Read through the listing below and copy each line in which the word "time" occurs.

────────

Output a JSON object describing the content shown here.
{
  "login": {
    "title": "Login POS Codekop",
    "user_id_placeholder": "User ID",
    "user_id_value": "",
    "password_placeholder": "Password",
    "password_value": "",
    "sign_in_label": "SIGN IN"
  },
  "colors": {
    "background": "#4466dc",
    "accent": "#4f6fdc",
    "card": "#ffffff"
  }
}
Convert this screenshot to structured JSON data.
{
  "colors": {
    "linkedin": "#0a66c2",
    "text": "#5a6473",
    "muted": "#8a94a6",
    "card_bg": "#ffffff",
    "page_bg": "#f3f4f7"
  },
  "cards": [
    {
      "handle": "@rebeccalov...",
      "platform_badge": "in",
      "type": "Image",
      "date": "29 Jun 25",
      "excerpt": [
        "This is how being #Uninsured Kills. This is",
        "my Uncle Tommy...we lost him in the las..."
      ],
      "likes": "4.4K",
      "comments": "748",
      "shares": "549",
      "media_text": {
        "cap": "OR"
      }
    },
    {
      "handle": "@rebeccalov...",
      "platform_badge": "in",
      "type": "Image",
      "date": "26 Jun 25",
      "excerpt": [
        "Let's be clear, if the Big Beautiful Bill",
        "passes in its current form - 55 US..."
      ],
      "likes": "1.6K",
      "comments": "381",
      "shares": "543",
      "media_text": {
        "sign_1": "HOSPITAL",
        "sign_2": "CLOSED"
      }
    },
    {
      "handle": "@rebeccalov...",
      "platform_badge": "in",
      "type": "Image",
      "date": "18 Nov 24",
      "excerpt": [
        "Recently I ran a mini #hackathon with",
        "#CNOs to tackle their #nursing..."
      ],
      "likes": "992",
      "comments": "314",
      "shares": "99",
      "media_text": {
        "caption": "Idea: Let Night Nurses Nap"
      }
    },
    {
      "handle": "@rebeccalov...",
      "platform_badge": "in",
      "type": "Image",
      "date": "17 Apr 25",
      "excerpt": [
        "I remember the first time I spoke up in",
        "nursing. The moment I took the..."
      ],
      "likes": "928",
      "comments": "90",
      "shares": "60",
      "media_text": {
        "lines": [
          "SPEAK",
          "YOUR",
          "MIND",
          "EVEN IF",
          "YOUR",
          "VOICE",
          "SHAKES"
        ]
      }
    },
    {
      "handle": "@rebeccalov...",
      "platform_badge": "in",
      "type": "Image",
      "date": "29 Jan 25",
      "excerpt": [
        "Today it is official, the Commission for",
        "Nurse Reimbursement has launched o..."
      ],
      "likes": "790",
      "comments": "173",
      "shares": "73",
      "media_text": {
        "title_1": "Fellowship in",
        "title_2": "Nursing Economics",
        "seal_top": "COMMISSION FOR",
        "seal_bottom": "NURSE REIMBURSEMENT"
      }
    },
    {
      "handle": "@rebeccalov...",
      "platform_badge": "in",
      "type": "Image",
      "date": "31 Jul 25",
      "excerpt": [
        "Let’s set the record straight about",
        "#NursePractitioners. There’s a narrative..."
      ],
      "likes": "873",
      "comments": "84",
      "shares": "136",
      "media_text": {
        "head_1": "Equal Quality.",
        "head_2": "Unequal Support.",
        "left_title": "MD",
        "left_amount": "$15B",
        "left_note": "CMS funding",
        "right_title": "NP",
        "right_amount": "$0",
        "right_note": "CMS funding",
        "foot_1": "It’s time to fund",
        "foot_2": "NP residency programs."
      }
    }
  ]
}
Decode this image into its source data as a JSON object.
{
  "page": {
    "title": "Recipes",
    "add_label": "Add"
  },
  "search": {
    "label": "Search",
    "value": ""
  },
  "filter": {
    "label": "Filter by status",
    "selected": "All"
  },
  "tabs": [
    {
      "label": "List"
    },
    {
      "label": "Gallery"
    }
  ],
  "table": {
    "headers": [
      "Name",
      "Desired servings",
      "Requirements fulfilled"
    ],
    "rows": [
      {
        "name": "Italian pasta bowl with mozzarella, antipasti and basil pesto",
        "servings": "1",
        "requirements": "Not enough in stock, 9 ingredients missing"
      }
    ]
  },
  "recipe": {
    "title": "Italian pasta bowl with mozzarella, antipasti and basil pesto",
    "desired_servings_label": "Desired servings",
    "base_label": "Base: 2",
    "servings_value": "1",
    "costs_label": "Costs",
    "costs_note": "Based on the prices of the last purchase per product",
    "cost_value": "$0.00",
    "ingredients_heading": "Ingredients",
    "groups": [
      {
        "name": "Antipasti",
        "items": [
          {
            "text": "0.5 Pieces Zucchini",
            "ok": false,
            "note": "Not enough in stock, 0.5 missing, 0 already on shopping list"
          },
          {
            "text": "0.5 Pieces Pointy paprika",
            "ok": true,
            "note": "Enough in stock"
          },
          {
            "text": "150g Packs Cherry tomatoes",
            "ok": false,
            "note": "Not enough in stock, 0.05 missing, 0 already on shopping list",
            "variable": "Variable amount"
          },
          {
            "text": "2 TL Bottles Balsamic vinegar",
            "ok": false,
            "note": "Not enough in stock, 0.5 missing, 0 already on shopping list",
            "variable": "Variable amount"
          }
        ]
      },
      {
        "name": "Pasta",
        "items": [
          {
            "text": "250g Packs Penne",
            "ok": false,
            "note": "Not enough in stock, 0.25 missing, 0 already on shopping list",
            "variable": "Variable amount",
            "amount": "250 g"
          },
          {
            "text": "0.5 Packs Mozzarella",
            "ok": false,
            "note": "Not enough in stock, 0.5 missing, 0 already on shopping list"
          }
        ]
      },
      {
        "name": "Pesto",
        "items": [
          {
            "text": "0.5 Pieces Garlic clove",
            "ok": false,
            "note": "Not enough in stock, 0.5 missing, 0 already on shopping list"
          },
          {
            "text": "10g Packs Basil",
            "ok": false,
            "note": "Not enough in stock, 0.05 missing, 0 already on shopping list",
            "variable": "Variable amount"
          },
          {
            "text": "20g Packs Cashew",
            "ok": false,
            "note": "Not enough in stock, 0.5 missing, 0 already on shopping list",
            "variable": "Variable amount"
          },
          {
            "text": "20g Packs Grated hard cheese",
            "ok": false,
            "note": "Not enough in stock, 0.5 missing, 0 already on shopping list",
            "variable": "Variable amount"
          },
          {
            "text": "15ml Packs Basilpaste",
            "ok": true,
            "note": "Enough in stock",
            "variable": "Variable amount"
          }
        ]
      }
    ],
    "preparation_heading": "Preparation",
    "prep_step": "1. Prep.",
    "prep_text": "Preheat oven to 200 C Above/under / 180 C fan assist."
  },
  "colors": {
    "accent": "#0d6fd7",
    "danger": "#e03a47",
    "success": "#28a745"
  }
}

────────

=== RESPONSE AREA ===
        "I remember the first time I spoke up in",
        "foot_1": "It’s time to fund",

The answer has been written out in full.